If you have ever had a significant other or someone who has lived with you for a long period of time, you know that arguments happen. Fights can sometimes become passionate with feelings and emotions involved, and people may do things in the heat of the moment physically to the other person.
California defines domestic battery as the act of having willfully harmful physical contact with someone you have an intimate relationship with. Harmful physical contact includes laying your hand on someone to slap, shove or punch them. Throwing an object at that person with the intent of harming them is also considered domestic battery. And spitting on the person falls under Penal Code 243(e)(1).
In a California city like Los Angeles, domestic battery charges can be brought even if your actions do not cause injury to the other person. An arrest for domestic battery can also take place if there is no physical evidence on the alleged victim, such as a bruise or cut.
Under Penal Code 243(e)(1), an "intimate partner" is a spouse or another person you have a live-in relationship with, such as family members or roommates. Anyone you divorced or dated is also considered an intimate partner, including fiancés, boyfriends and girlfriends. And Penal Code 243(e)(1) covers both heterosexual and same-sex relationships.
California Penal Code 243(e)(1) is a misdemeanor charge. Misdemeanors are generally less serious than felony charges. Misdemeanor convictions usually carry a sentence including fines and/or time in a county jail of up to one year. Some misdemeanor charges may also result in probation rather than time in jail.
In regards to domestic battery, Penal Code 243(e)(1) outlines the possible penalties for domestic battery in California as:
In lieu of jail time, a judge may sentence the defendant to probation instead. Usually, a probation sentence includes time at a treatment or counseling facility as well. Under Penal Code 243(e)(1), the treatment or counseling occurs for at least one year and the defendant would need to successfully complete the program. And you may be required to pay any reasonable expenses the victim had after the attack, such as counseling.
Domestic battery charges generally include a restraining order as well. A judge issues a restraining order or protective order that prohibits the defendant from having any contact with the victim. A judge grants a restraining order when the defendant is first arrested or charged or after they are found guilty. Violating a restraining order can result in additional fines, probation, and even time in jail.
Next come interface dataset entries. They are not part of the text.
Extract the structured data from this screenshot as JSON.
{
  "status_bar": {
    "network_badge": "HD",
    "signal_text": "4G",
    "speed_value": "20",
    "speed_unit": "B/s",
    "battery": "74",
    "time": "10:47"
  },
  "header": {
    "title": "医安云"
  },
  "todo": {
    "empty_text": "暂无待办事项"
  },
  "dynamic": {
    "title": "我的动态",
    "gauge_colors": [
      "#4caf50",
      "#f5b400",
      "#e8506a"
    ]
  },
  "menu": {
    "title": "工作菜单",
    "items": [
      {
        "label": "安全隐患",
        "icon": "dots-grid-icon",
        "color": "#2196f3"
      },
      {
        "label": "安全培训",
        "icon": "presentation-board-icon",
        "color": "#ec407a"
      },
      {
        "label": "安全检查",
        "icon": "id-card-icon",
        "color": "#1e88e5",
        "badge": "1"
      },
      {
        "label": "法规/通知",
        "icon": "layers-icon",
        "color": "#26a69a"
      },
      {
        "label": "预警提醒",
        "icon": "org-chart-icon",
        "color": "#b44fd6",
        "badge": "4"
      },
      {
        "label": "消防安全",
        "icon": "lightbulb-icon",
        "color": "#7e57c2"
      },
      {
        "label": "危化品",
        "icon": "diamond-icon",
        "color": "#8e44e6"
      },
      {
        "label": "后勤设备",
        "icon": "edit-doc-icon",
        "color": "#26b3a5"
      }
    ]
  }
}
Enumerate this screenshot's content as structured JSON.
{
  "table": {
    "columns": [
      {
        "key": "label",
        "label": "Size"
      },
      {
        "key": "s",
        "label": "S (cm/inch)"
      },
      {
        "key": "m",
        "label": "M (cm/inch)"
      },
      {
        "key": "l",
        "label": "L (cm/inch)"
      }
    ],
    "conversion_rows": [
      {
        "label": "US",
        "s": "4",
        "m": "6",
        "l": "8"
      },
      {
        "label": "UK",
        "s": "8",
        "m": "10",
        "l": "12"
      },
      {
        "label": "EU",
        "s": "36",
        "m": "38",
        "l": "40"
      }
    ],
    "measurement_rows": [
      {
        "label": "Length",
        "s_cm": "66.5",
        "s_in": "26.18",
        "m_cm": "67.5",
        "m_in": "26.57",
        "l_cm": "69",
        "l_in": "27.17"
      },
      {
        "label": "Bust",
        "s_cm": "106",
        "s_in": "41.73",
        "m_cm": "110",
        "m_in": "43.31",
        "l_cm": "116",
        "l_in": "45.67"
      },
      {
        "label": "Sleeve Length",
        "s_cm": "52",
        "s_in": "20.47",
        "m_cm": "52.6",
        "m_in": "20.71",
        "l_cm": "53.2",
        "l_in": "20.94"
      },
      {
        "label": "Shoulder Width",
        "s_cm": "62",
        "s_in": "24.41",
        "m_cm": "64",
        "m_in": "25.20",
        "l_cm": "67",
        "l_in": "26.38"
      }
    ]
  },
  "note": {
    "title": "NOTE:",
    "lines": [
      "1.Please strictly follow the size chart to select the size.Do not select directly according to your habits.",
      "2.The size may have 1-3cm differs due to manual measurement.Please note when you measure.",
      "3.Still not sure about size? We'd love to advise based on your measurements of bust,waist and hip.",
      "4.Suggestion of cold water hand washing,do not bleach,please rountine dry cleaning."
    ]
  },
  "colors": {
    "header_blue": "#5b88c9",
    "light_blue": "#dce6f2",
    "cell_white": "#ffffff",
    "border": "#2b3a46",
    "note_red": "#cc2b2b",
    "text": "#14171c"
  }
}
Although misdemeanor charges are not felony charges, they still have an impact on your life. A misdemeanor charge on your permanent record makes it very difficult for you to find a job, obtain housing, or get into a college or university.
Under California Penal Code 29800 PC, those convicted of domestic battery are not able to purchase a gun for at least 10 years.
And a non-citizen charged with domestic battery in the United States might find themselves facing immigration issues.
There are three main defenses a criminal defense lawyer would use in a domestic battery case:
If you or a loved one finds themselves facing a domestic battery charge, do not wait — call a knowledgeable criminal defense lawyer with a viable track record of defending those who have been wrongly accused. For more than a decade, the H Law Group has been defending the people of Los Angeles, Irvine, Temecula, San Diego, San Jose, Encino, and Orange Counties. Contact us for a consultation today at (888) 499-4948 or www.thehfirm.com.